attention and new interest to us - when William Vodrey was
The first talk by a non-member was
by the noted Bruce Catton in 1957. His talk was entitled: “Civil War
Influence on Social and Political Outlook.” Mr. Catton was the first
of a great roster of well-known and distinguished historians to
address our Roundtable over the years.
They include: General Ulysses S.
Grant III, the grandson of U.S. Grant, Ed Bearss – a number of times
since 1962, Dr. Richard D. Mudd, grandson of the infamous Doctor
Mudd , Stephen Ambrose, Bud Robertson, Mark Neely, Shelby Foote,
Gabor Borritt, President Garfield’s grandson, Craig Symonds, John
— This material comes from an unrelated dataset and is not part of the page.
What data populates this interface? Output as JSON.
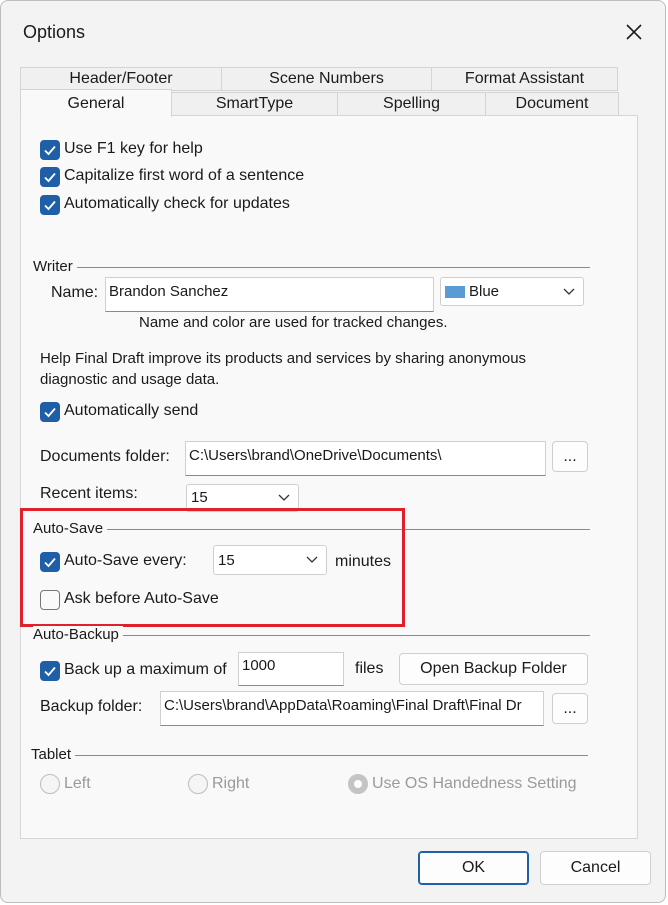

Marszelak and Harold Holzer. Abraham Lincoln also addressed the club
once. (Well he looked a bit like Lincoln.)
Our treatment of our speakers –
famous or not - has given us a national reputation for hospitality
and knowledge. I’ve heard from speakers I’ve hosted that they’ve
never been treated better than here. And then, from others in
various symposiums etc. how they’ve heard how well we treat our
Back now to Club FIRSTs: the first
field trip was in 1957 to Antietam, Harper’s Ferry and Winchester.
The first woman speaker was Mrs. S. Dannett on January 17, 1961. Her
topic was: “Union Women under the Guns.”
Not that it matters but I am the
first member named Melvin. And the first president named Maynard
served in 2003.
The club also had a movie night
back then. The first movie night was April 15, 1958. The movie was:
“Robert E. Lee and the True Story of the Civil War.” Given the
southern leanings at that time, I’m surprised it wasn’t “Birth of a
Nation.” I hope now I haven’t encouraged anyone here to schedule
that Robert E. Lee movie.
Dale nicely summarized the topics
of all the talks given in the first 40 years as follows:
personalities - 109, battles, tactics and strategies – 72, political
and social – 34, Ohio and the Civil War – 19, logistics – 12, and
reconstruction – 4.
While the membership was somewhat
weighted with doctors and lawyers in the early days – thank God
those days are gone (joke) – we now have a mix of businessmen and
professionals, retirees, educators and yes those pesky doctors and
lawyers are still gratefully still with us. We have not had
many meeting places over all the years. The club moved to the Hermit
Club in the 1960s. When service there became intolerable in 2000, we
moved to the Playhouse Club and when it closed in 2009, we came here
to this grand old building filled with its echoes of over 90 years
of Cleveland history.
We can record for history the
names, dates, events, facts and figures of clubs such as ours far
better than we can ever capture the feeling involved of their many
members. Their joy of learning, the pleasure of hearing good
speakers, the breaking of bread with special friends, the sharing of
what we know, the agreements and disagreements of opinions often
passionate but always respectful all of which forms the spirit of
I close as I began, our Cleveland
Civil War Roundtable founded 60 proud years ago has always been of
the people, by the people and for the people – very special people.
Here’s to many, many more years. I love you guys. Thank you!